**Problem details:** The response must contain every line from the records below that has "Reclamación".

====== Exercise material

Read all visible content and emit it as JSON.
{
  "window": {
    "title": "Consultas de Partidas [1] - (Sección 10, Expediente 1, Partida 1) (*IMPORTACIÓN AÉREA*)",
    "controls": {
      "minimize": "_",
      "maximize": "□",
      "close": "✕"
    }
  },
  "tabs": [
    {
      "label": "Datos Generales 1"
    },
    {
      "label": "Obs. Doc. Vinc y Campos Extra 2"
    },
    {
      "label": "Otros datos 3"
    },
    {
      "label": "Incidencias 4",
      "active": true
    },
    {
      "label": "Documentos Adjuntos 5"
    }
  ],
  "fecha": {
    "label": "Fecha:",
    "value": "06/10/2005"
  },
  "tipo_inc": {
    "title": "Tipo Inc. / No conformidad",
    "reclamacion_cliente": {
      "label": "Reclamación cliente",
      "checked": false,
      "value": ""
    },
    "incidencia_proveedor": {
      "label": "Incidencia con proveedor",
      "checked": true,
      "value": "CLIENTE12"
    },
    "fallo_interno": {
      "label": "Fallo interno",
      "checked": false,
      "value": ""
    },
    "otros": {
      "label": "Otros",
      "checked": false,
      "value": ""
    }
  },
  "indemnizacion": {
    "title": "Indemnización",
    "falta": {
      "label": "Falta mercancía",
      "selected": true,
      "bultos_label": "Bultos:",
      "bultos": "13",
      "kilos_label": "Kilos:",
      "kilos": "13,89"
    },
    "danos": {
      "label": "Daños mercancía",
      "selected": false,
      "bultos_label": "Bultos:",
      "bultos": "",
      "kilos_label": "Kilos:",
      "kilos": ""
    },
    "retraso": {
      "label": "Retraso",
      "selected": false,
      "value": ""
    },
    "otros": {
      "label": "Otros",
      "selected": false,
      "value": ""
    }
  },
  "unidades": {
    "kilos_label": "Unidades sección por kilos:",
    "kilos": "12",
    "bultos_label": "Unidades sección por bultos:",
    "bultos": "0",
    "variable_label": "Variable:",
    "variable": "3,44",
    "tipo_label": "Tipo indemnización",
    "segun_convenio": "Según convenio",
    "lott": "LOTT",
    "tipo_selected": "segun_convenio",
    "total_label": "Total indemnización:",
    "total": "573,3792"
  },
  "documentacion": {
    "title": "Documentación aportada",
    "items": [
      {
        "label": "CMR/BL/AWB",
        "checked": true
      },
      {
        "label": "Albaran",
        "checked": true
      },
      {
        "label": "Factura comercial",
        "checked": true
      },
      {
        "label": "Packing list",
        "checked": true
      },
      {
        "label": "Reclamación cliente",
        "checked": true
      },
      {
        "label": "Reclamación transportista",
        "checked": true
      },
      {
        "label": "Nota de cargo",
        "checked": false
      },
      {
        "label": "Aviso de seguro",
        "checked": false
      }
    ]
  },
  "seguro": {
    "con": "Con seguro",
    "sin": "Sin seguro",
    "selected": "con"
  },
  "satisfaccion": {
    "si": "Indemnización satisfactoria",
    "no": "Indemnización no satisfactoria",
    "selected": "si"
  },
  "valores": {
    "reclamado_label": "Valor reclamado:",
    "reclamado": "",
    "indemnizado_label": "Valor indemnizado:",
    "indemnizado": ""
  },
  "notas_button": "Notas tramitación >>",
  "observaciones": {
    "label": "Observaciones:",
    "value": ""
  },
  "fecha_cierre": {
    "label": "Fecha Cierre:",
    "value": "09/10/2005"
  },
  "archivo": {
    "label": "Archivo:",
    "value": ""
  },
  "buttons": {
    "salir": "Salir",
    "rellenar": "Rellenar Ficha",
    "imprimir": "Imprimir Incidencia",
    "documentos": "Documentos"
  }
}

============
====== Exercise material

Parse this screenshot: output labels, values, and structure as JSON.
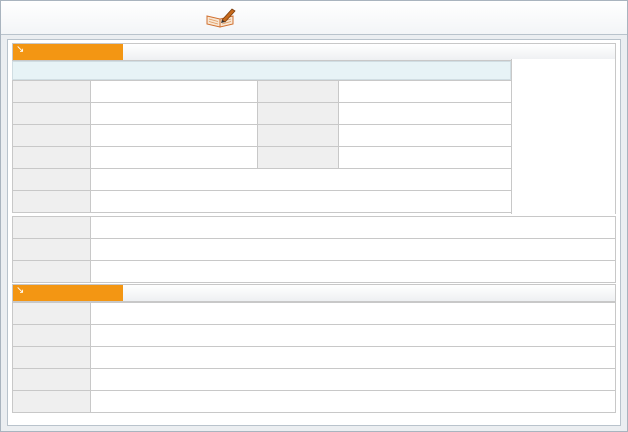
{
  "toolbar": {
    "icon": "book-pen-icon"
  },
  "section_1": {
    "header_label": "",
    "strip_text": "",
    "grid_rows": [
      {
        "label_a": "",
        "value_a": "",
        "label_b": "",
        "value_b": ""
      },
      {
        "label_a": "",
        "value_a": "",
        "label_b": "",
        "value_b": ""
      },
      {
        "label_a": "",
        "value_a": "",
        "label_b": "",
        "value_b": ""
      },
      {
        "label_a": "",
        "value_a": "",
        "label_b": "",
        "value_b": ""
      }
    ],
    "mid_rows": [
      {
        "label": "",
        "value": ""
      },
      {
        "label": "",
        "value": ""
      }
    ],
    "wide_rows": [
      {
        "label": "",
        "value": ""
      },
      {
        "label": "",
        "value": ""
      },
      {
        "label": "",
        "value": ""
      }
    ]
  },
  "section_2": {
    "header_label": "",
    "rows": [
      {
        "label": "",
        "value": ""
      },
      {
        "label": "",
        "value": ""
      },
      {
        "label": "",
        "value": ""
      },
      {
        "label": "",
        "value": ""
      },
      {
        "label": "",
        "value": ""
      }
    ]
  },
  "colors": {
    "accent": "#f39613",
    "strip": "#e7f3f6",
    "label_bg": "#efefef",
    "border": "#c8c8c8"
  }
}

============
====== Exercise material

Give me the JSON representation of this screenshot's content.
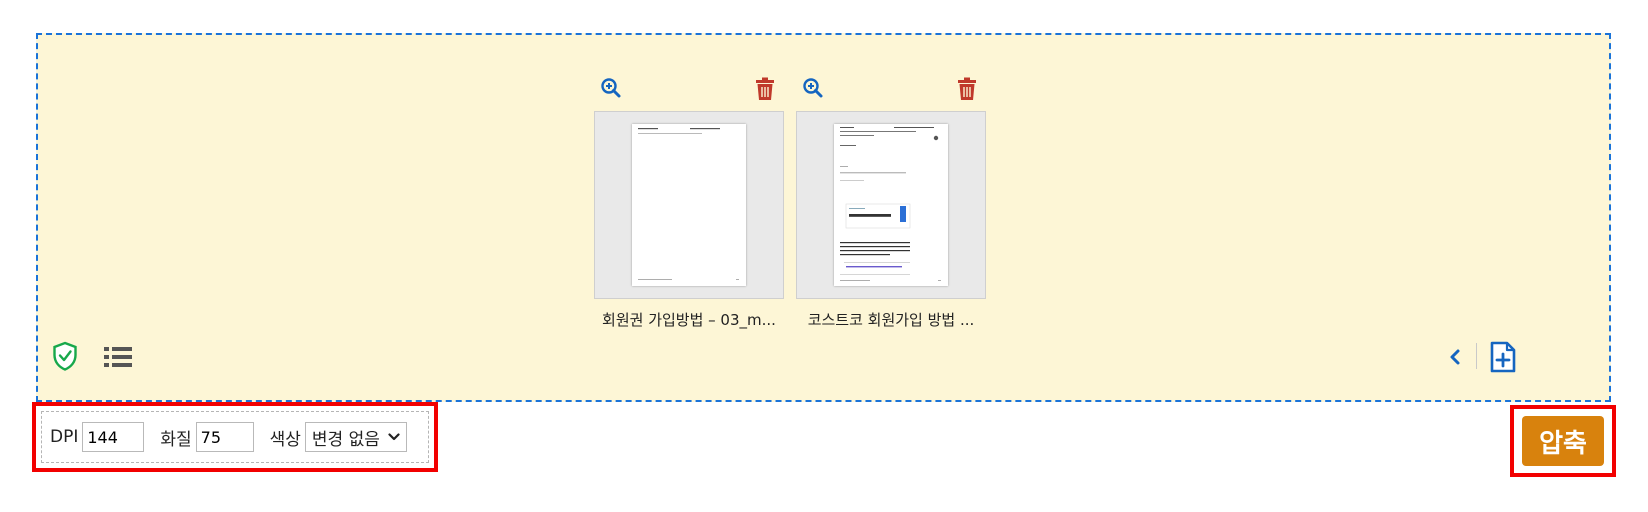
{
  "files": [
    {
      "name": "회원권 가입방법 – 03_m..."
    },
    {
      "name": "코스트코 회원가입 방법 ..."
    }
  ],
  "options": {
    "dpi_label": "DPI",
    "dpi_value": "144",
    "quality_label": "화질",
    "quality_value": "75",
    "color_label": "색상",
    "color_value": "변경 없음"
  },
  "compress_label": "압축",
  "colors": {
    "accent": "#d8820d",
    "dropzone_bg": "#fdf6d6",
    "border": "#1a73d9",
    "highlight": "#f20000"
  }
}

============

**Response to the task:**
      "label": "Reclamación cliente",
        "label": "Reclamación cliente",
        "label": "Reclamación transportista",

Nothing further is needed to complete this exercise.